Your objective:
Retype the following records exactly and exclude the pictures.

"""

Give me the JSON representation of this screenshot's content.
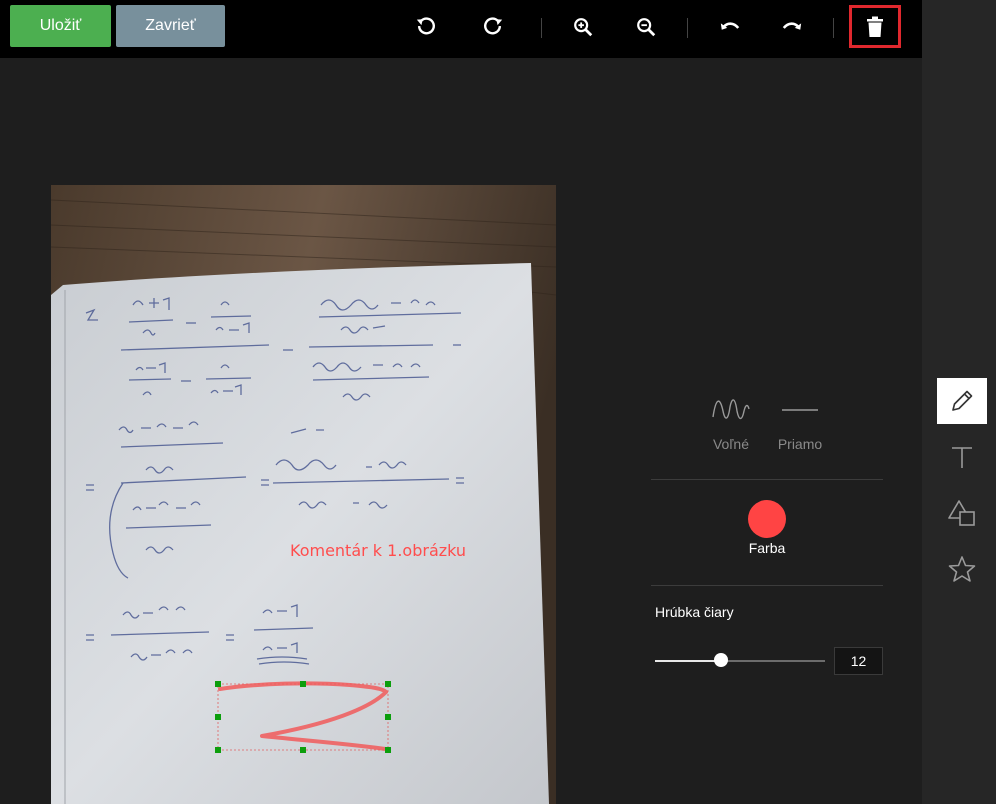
{
  "toolbar": {
    "save_label": "Uložiť",
    "close_label": "Zavrieť"
  },
  "canvas": {
    "annotation_text": "Komentár k 1.obrázku"
  },
  "draw_panel": {
    "modes": [
      {
        "label": "Voľné",
        "icon": "freehand-wave-icon"
      },
      {
        "label": "Priamo",
        "icon": "straight-line-icon"
      }
    ],
    "color_label": "Farba",
    "color": "#ff4444",
    "thickness_label": "Hrúbka čiary",
    "thickness_value": "12",
    "slider_fraction": 0.39
  },
  "colors": {
    "save": "#4caf50",
    "close": "#78909c",
    "highlight": "#e0282e"
  }
}
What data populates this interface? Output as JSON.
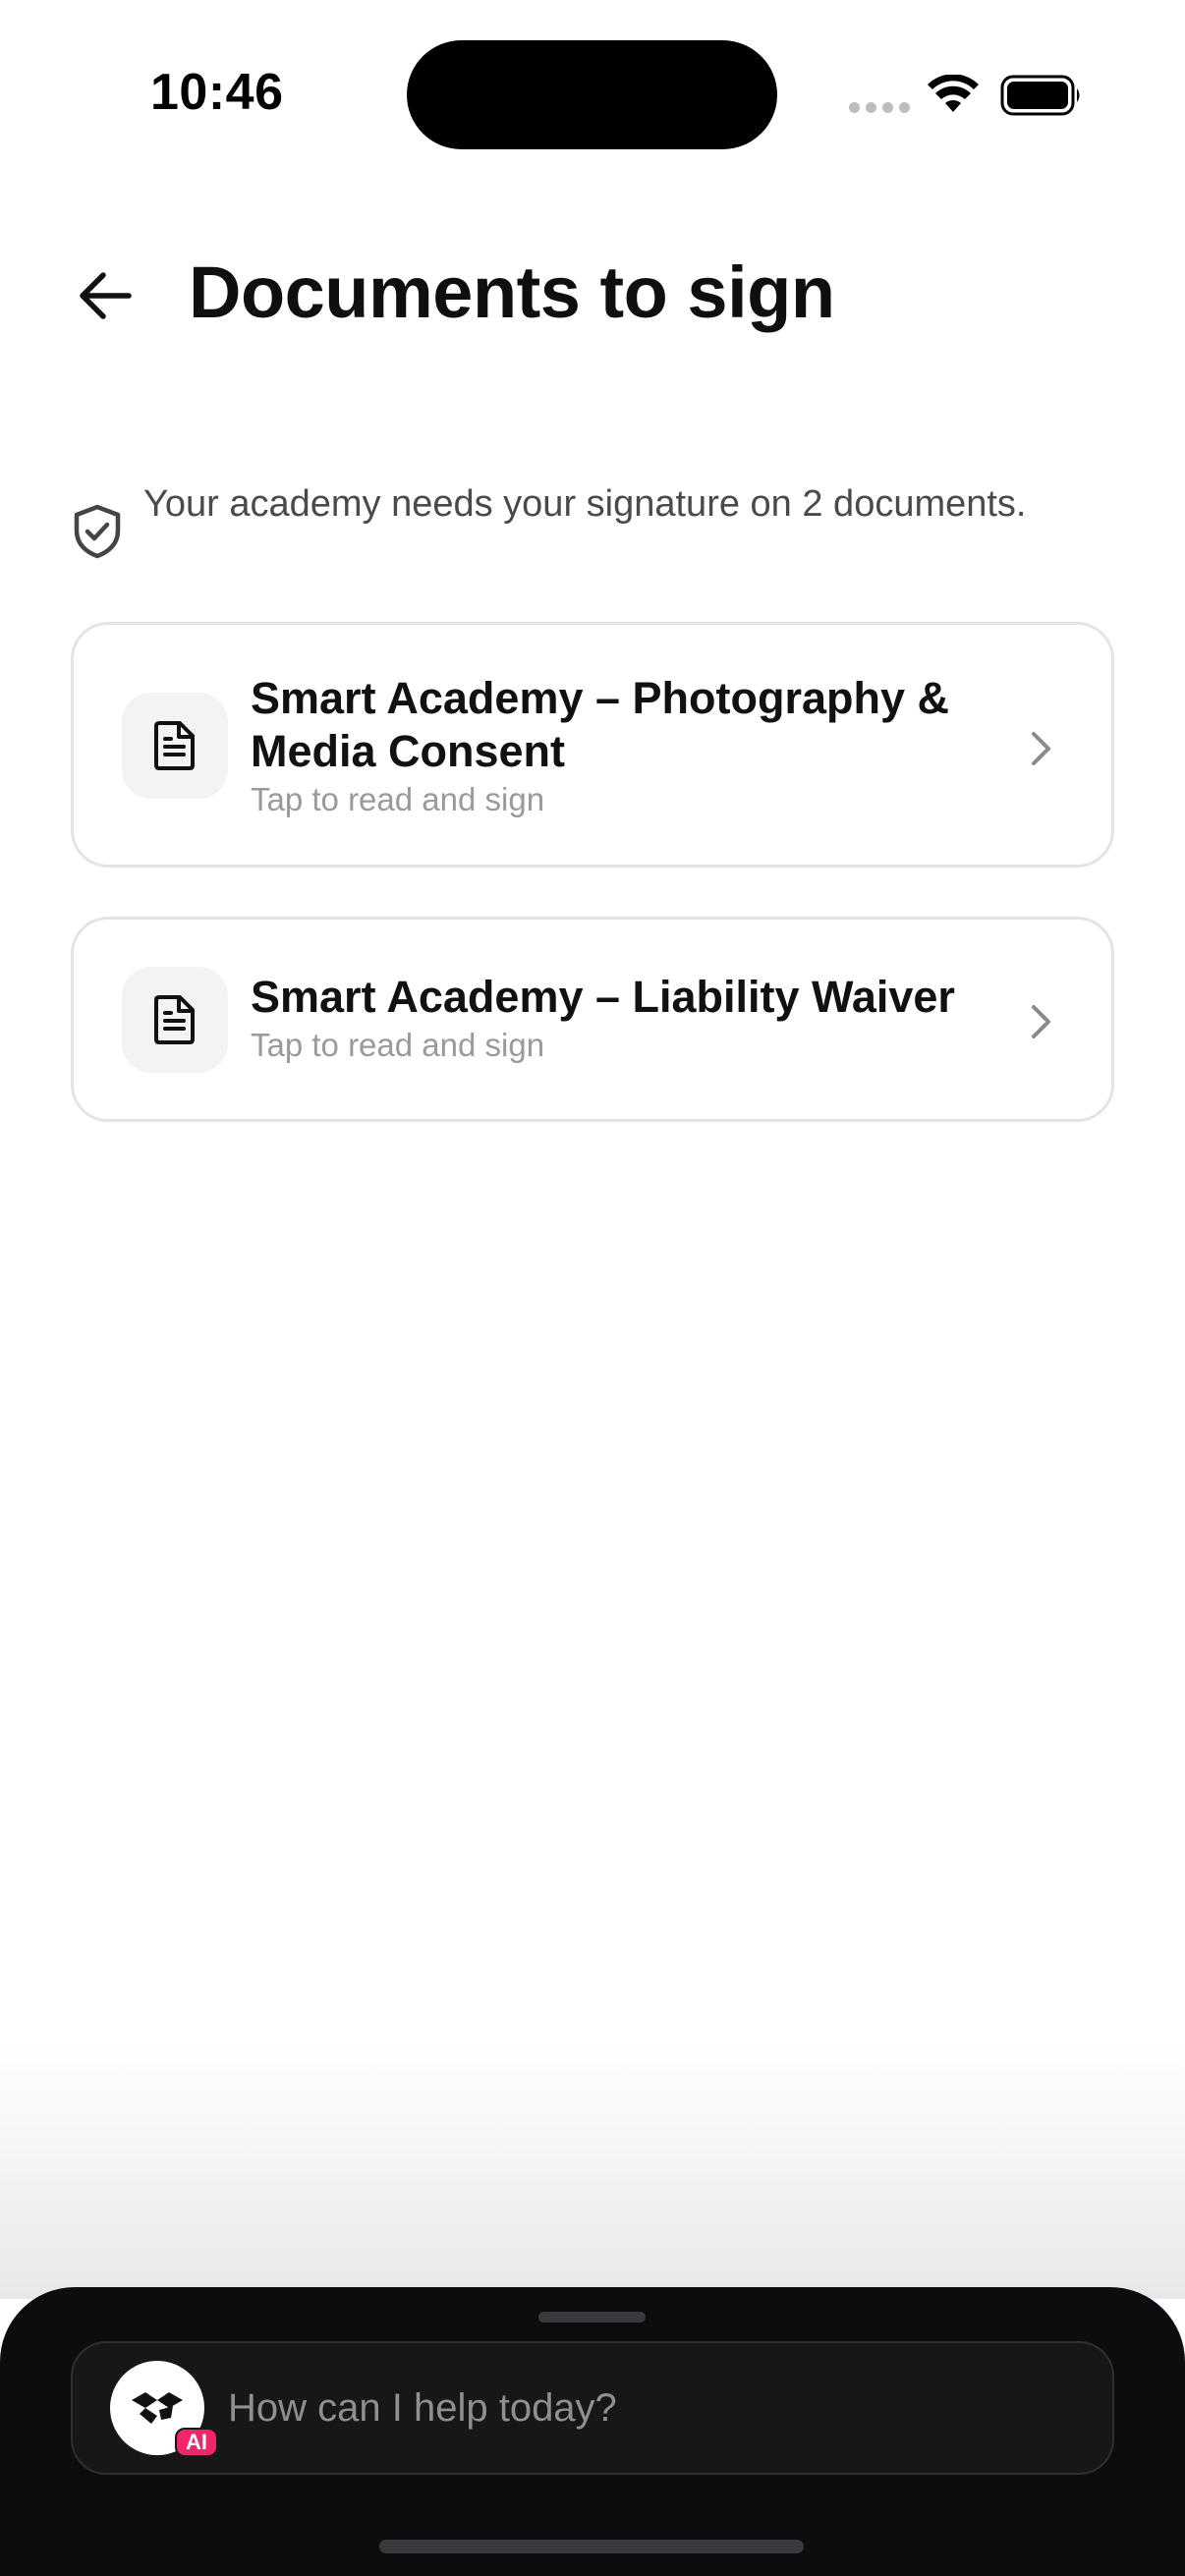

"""

Answer section:
Give me the JSON representation of this screenshot's content.
{
  "toolbar": {
    "save_label": "Uložiť",
    "close_label": "Zavrieť"
  },
  "canvas": {
    "annotation_text": "Komentár k 1.obrázku"
  },
  "draw_panel": {
    "modes": [
      {
        "label": "Voľné",
        "icon": "freehand-wave-icon"
      },
      {
        "label": "Priamo",
        "icon": "straight-line-icon"
      }
    ],
    "color_label": "Farba",
    "color": "#ff4444",
    "thickness_label": "Hrúbka čiary",
    "thickness_value": "12",
    "slider_fraction": 0.39
  },
  "colors": {
    "save": "#4caf50",
    "close": "#78909c",
    "highlight": "#e0282e"
  }
}
What data populates this interface? Output as JSON.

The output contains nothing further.